To read Milton, however, you do need to know lumps of stuff about religion (specifically Puritanism) and Greek and Roman myth. An acquaintance with the politics of the Civil War also comes in handy. These things may be gripping, of course, but they have little to do with the correct appreciation of literature.
The study of English has always upset the right and the left because it seems so nebulous. You don't end up knowing any useful facts. Milton would force facts upon us and, in that way, would be nice and safe.
I would suggest Dr Marenbon adds Dickens's Hard Times to his Christmas list of improving books.
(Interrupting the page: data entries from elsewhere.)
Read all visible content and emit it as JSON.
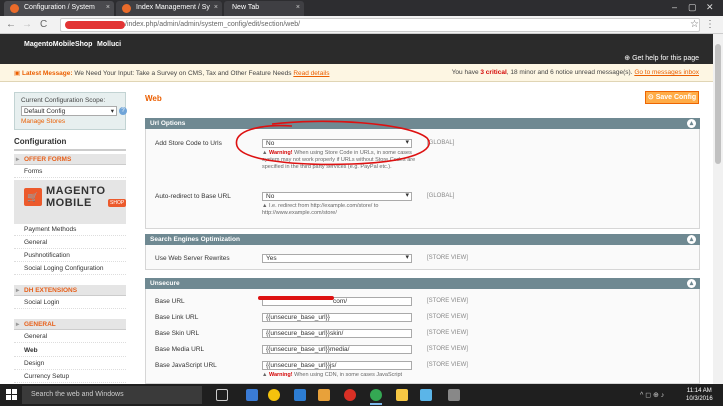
{
  "browser": {
    "tabs": [
      {
        "label": "Configuration / System"
      },
      {
        "label": "Index Management / Sy"
      },
      {
        "label": "New Tab"
      }
    ],
    "window_controls": {
      "min": "–",
      "max": "▢",
      "close": "✕"
    },
    "nav": {
      "back": "←",
      "forward": "→",
      "reload": "C"
    },
    "url_path": "/index.php/admin/admin/system_config/edit/section/web/",
    "star": "☆",
    "menu": "⋮"
  },
  "header": {
    "links": [
      "MagentoMobileShop",
      "Molluci"
    ],
    "help": "Get help for this page"
  },
  "message_bar": {
    "latest_label": "Latest Message:",
    "latest_text": "We Need Your Input: Take a Survey on CMS, Tax and Other Feature Needs",
    "read_details": "Read details",
    "prefix": "You have",
    "critical": "3 critical",
    "rest": ", 18 minor and 6 notice unread message(s).",
    "goto": "Go to messages inbox"
  },
  "sidebar": {
    "scope_label": "Current Configuration Scope:",
    "scope_value": "Default Config",
    "help_q": "?",
    "manage_stores": "Manage Stores",
    "config_heading": "Configuration",
    "offer_forms": "OFFER FORMS",
    "forms": "Forms",
    "logo_top": "MAGENTO",
    "logo_bottom": "MOBILE",
    "logo_badge": "SHOP",
    "logo_icon": "🛒",
    "items_after_logo": [
      "Payment Methods",
      "General",
      "Pushnotification",
      "Social Loging Configuration"
    ],
    "dh_extensions": "DH EXTENSIONS",
    "social_login": "Social Login",
    "general_section": "GENERAL",
    "general_items": [
      "General",
      "Web",
      "Design",
      "Currency Setup"
    ]
  },
  "main": {
    "page_title": "Web",
    "save_button": "Save Config",
    "url_options": {
      "title": "Url Options",
      "add_store_code_label": "Add Store Code to Urls",
      "add_store_code_value": "No",
      "add_store_code_scope": "[GLOBAL]",
      "warning_label": "Warning!",
      "warning_text": "When using Store Code in URLs, in some cases system may not work properly if URLs without Store Codes are specified in the third party services (e.g. PayPal etc.).",
      "auto_redirect_label": "Auto-redirect to Base URL",
      "auto_redirect_value": "No",
      "auto_redirect_scope": "[GLOBAL]",
      "auto_redirect_note": "I.e. redirect from http://example.com/store/ to http://www.example.com/store/"
    },
    "seo": {
      "title": "Search Engines Optimization",
      "rewrites_label": "Use Web Server Rewrites",
      "rewrites_value": "Yes",
      "rewrites_scope": "[STORE VIEW]"
    },
    "unsecure": {
      "title": "Unsecure",
      "rows": [
        {
          "label": "Base URL",
          "value": "com/",
          "scope": "[STORE VIEW]"
        },
        {
          "label": "Base Link URL",
          "value": "{{unsecure_base_url}}",
          "scope": "[STORE VIEW]"
        },
        {
          "label": "Base Skin URL",
          "value": "{{unsecure_base_url}}skin/",
          "scope": "[STORE VIEW]"
        },
        {
          "label": "Base Media URL",
          "value": "{{unsecure_base_url}}media/",
          "scope": "[STORE VIEW]"
        },
        {
          "label": "Base JavaScript URL",
          "value": "{{unsecure_base_url}}js/",
          "scope": "[STORE VIEW]"
        }
      ],
      "js_warning_label": "Warning!",
      "js_warning_text": "When using CDN, in some cases JavaScript"
    }
  },
  "taskbar": {
    "search_placeholder": "Search the web and Windows",
    "time": "11:14 AM",
    "date": "10/3/2016",
    "tray": "^ ◻ ⊕ ♪"
  }
}
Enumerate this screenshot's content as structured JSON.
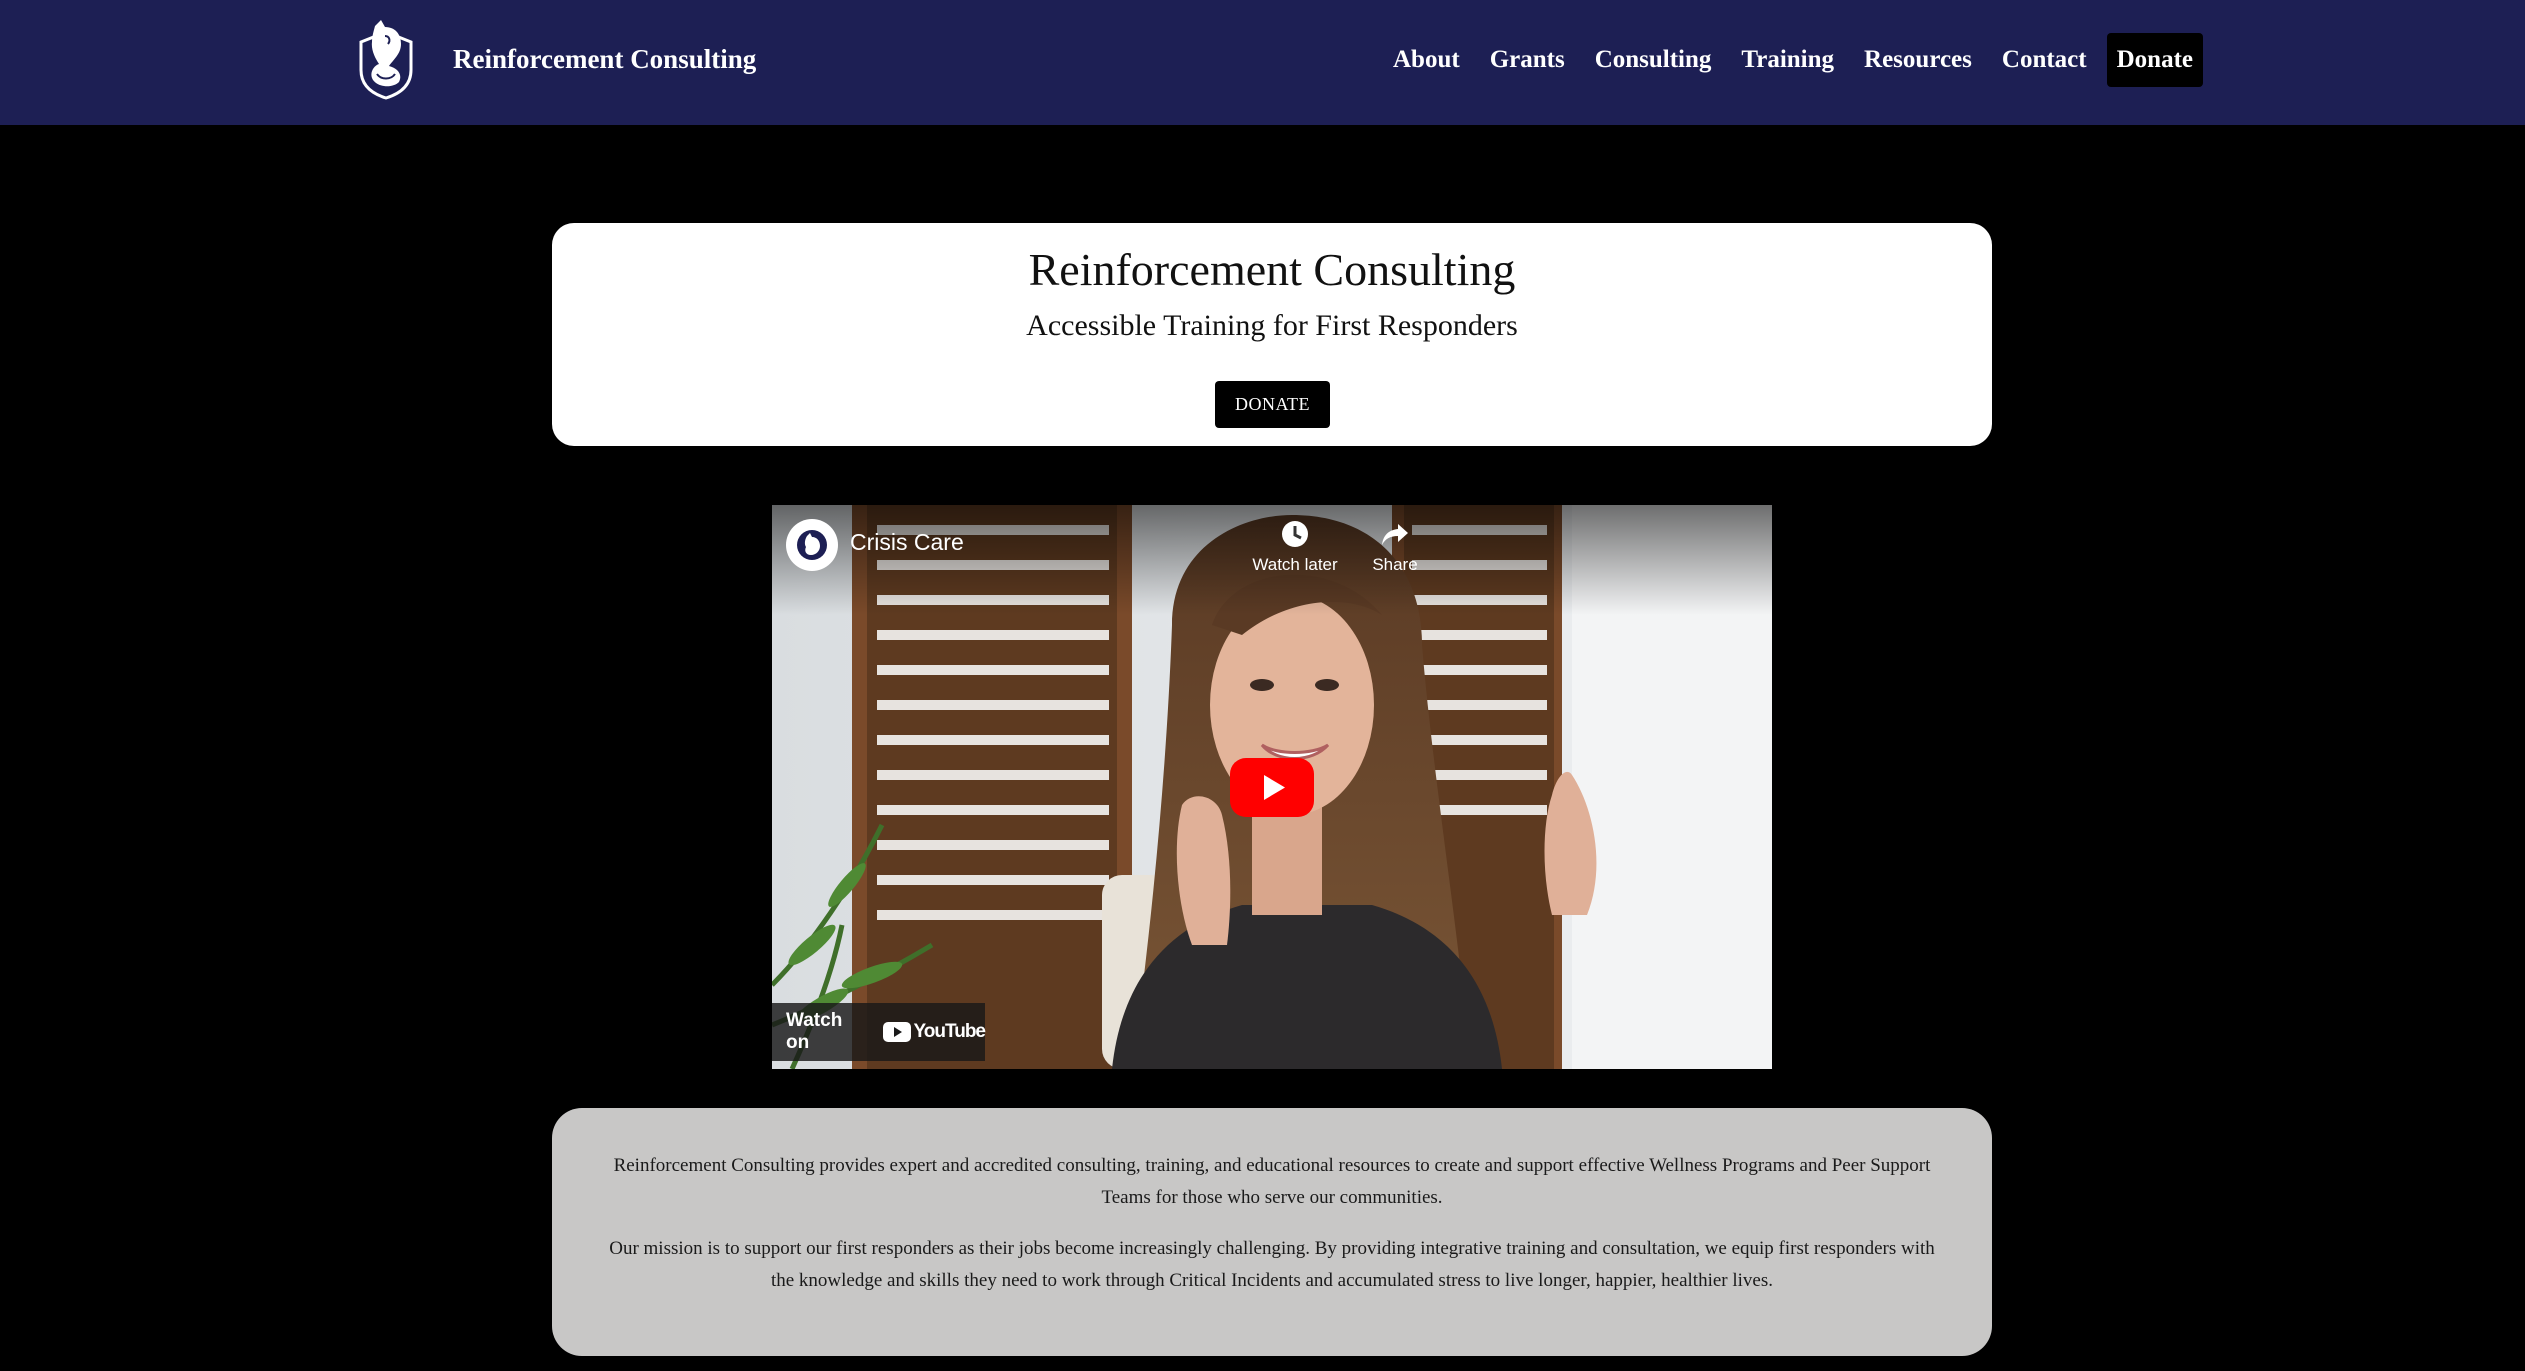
{
  "header": {
    "brand_name": "Reinforcement Consulting",
    "logo_icon": "shield-fox-logo-icon",
    "nav_items": [
      "About",
      "Grants",
      "Consulting",
      "Training",
      "Resources",
      "Contact"
    ],
    "donate_label": "Donate",
    "background_color": "#1d1f54"
  },
  "hero": {
    "title": "Reinforcement Consulting",
    "subtitle": "Accessible Training for First Responders",
    "donate_label": "DONATE"
  },
  "video": {
    "channel_title": "Crisis Care",
    "watch_later_label": "Watch later",
    "share_label": "Share",
    "watch_on_label": "Watch on",
    "platform_label": "YouTube",
    "play_icon": "play-icon",
    "play_color": "#ff0000"
  },
  "mission": {
    "paragraph_1": "Reinforcement Consulting provides expert and accredited consulting, training, and educational resources to create and support effective Wellness Programs and Peer Support Teams for those who serve our communities.",
    "paragraph_2": "Our mission is to support our first responders as their jobs become increasingly challenging. By providing integrative training and consultation, we equip first responders with the knowledge and skills they need to work through Critical Incidents and accumulated stress to live longer, happier, healthier lives."
  },
  "colors": {
    "page_background": "#000000",
    "card_white": "#ffffff",
    "card_grey": "#c8c7c6",
    "button_black": "#000000"
  }
}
Then he might realise how closely his attitude mirrors that of Thomas Gradgrind: 'You can only form the minds of reasoning animals upon facts: nothing else will ever be of any service to them.'
Head of English
12 DecemberReuse content